HJNO Nov/Dec 2023

48 NOV / DEC 2023 I  HEALTHCARE JOURNAL OF NEW ORLEANS ONCOLOGY DIAL GUE COLUMN ONCOLOGY Radiation Therapy Options for Early Stage Breast Cancer BREAST CANCER is the most common type of cancer in women and one of the top can- cer diagnoses every year around the world. Each patient with breast cancer — and duc- tal carcinoma in situ (DCIS), a pre-malignant condition — is treated differently based on their particular type of cancer and stage, but a general paradigm exists. Typically, a woman will undergo surgi- cal removal of the breast cancer — either by lumpectomy (removal of the breast tumor itself with margin) or mastectomy (removal of the entire breast) — along with assessment of the axillary lymph nodes. Surgery is com- monly followed by some combination of ra- diation therapy, endocrine therapy, or pos- sibly chemotherapy, depending on particular pathologic and molecular risk factors. One could write textbooks on breast can- cer and its multifaceted treatment, but I want- ed to focus on the role of radiation therapy in early breast cancer and its evolution over the past few years. treatment does not hurt, patients are not ra- dioactive, and there are generally no activity restrictions. Radiation side effects are generally local- ized to the area receiving the treatment, so they are different depending on the part of the body that is irradiated. Common side effects from radiation thera- py to the breast are, but not limited to, fatigue; skin irritation including erythema, dermatitis, itching, peeling, desquamation; and low risk of lung and cardiac toxicity depending on laterality of treatment and technique used.
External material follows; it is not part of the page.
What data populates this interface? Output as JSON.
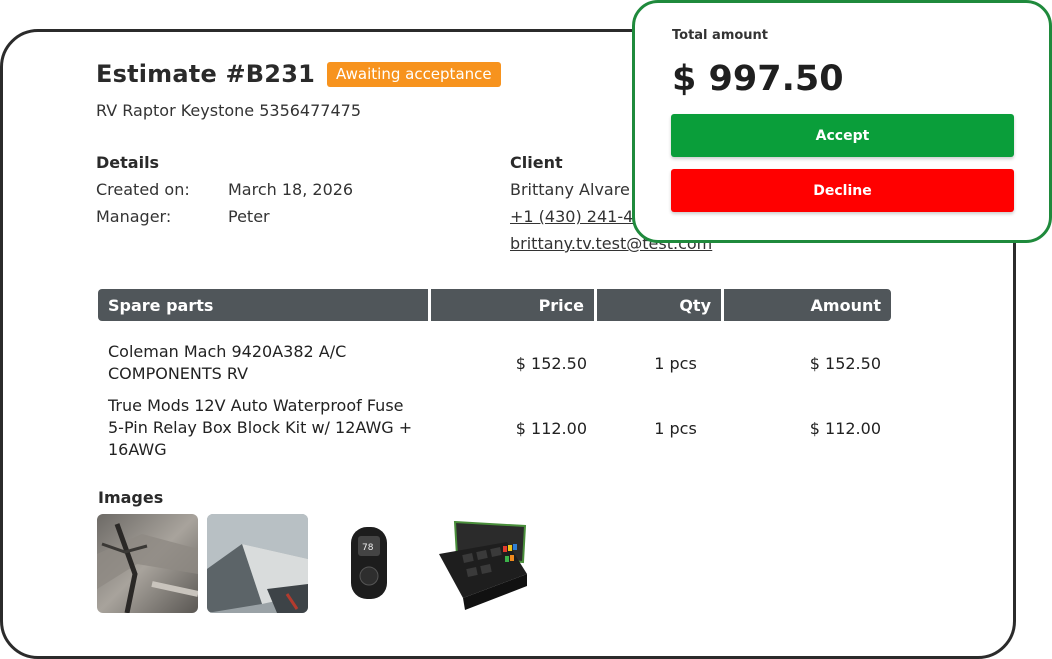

However, radiation therapy has evolved over many decades, and we are now finding many different options to treat women with breast cancer — often with improved side ef- fect profiles. We have also been able to use deep inspi- ration breath holding technique (DIBH) to reduce the amount of radiation going to the heart and lungs for women with left-sided breast cancer. By holding a deep breath, the Radiation therapy in breast cancer Radiation therapy has been used to treat breast cancer for many decades. External beam radiation therapy involves using target- ed X-rays, or photons, to irradiate the breast tissue and has shown benefit to reduce the chance of local recurrence of breast cancer. The machine that delivers the radiation is called a linear accelerator. We know that for most women with breast cancer, breast-conserving surgery with lumpectomy followed by radiation therapy has equal rates of cure versus mastectomy. Lumpectomy is typically an outpatient pro- cedure, much less invasive than mastectomy, and can provide good cosmetic outcomes. Some women will require mastectomy either for personal, genetic, or oncologic reasons, andmay or may not require radiation therapy afterward depending on pathologic findings. Radiation therapy is usually given daily for five days per week for three to six weeks and lasts about 20minutes per day. Receiving